*What to produce*. Set down the entries below once more, precisely as they stand.

*Recorded data*.
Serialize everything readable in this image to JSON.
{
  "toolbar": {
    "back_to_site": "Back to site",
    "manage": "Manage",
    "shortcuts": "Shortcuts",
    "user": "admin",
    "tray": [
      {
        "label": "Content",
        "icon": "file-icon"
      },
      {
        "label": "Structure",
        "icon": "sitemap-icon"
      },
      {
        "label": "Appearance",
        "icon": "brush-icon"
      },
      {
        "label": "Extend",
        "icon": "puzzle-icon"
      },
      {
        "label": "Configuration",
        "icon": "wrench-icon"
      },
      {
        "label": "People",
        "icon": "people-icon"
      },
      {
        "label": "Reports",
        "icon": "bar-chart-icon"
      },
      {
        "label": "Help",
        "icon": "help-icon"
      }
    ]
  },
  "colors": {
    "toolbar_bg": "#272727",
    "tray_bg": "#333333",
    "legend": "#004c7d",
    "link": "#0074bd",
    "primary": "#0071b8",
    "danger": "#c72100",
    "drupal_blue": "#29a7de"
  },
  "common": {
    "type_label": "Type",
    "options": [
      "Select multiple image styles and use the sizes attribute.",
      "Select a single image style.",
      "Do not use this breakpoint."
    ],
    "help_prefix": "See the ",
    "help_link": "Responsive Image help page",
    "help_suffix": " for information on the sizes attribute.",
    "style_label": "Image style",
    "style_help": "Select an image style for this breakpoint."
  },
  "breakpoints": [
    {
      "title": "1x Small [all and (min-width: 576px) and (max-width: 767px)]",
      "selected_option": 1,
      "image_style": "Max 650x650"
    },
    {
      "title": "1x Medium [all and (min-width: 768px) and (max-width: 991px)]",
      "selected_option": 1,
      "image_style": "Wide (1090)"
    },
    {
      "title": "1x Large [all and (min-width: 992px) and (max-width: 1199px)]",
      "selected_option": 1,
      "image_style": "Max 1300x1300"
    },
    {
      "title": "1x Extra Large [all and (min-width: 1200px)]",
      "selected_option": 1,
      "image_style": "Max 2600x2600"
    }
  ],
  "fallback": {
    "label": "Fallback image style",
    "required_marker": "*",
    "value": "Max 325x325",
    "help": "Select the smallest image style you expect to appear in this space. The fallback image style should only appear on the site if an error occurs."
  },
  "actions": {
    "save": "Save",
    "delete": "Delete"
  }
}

*Written answer*.
Serialize everything readable in this image to JSON.
{
  "toolbar": {
    "back_to_site": "Back to site",
    "manage": "Manage",
    "shortcuts": "Shortcuts",
    "user": "admin",
    "tray": [
      {
        "label": "Content",
        "icon": "file-icon"
      },
      {
        "label": "Structure",
        "icon": "sitemap-icon"
      },
      {
        "label": "Appearance",
        "icon": "brush-icon"
      },
      {
        "label": "Extend",
        "icon": "puzzle-icon"
      },
      {
        "label": "Configuration",
        "icon": "wrench-icon"
      },
      {
        "label": "People",
        "icon": "people-icon"
      },
      {
        "label": "Reports",
        "icon": "bar-chart-icon"
      },
      {
        "label": "Help",
        "icon": "help-icon"
      }
    ]
  },
  "colors": {
    "toolbar_bg": "#272727",
    "tray_bg": "#333333",
    "legend": "#004c7d",
    "link": "#0074bd",
    "primary": "#0071b8",
    "danger": "#c72100",
    "drupal_blue": "#29a7de"
  },
  "common": {
    "type_label": "Type",
    "options": [
      "Select multiple image styles and use the sizes attribute.",
      "Select a single image style.",
      "Do not use this breakpoint."
    ],
    "help_prefix": "See the ",
    "help_link": "Responsive Image help page",
    "help_suffix": " for information on the sizes attribute.",
    "style_label": "Image style",
    "style_help": "Select an image style for this breakpoint."
  },
  "breakpoints": [
    {
      "title": "1x Small [all and (min-width: 576px) and (max-width: 767px)]",
      "selected_option": 1,
      "image_style": "Max 650x650"
    },
    {
      "title": "1x Medium [all and (min-width: 768px) and (max-width: 991px)]",
      "selected_option": 1,
      "image_style": "Wide (1090)"
    },
    {
      "title": "1x Large [all and (min-width: 992px) and (max-width: 1199px)]",
      "selected_option": 1,
      "image_style": "Max 1300x1300"
    },
    {
      "title": "1x Extra Large [all and (min-width: 1200px)]",
      "selected_option": 1,
      "image_style": "Max 2600x2600"
    }
  ],
  "fallback": {
    "label": "Fallback image style",
    "required_marker": "*",
    "value": "Max 325x325",
    "help": "Select the smallest image style you expect to appear in this space. The fallback image style should only appear on the site if an error occurs."
  },
  "actions": {
    "save": "Save",
    "delete": "Delete"
  }
}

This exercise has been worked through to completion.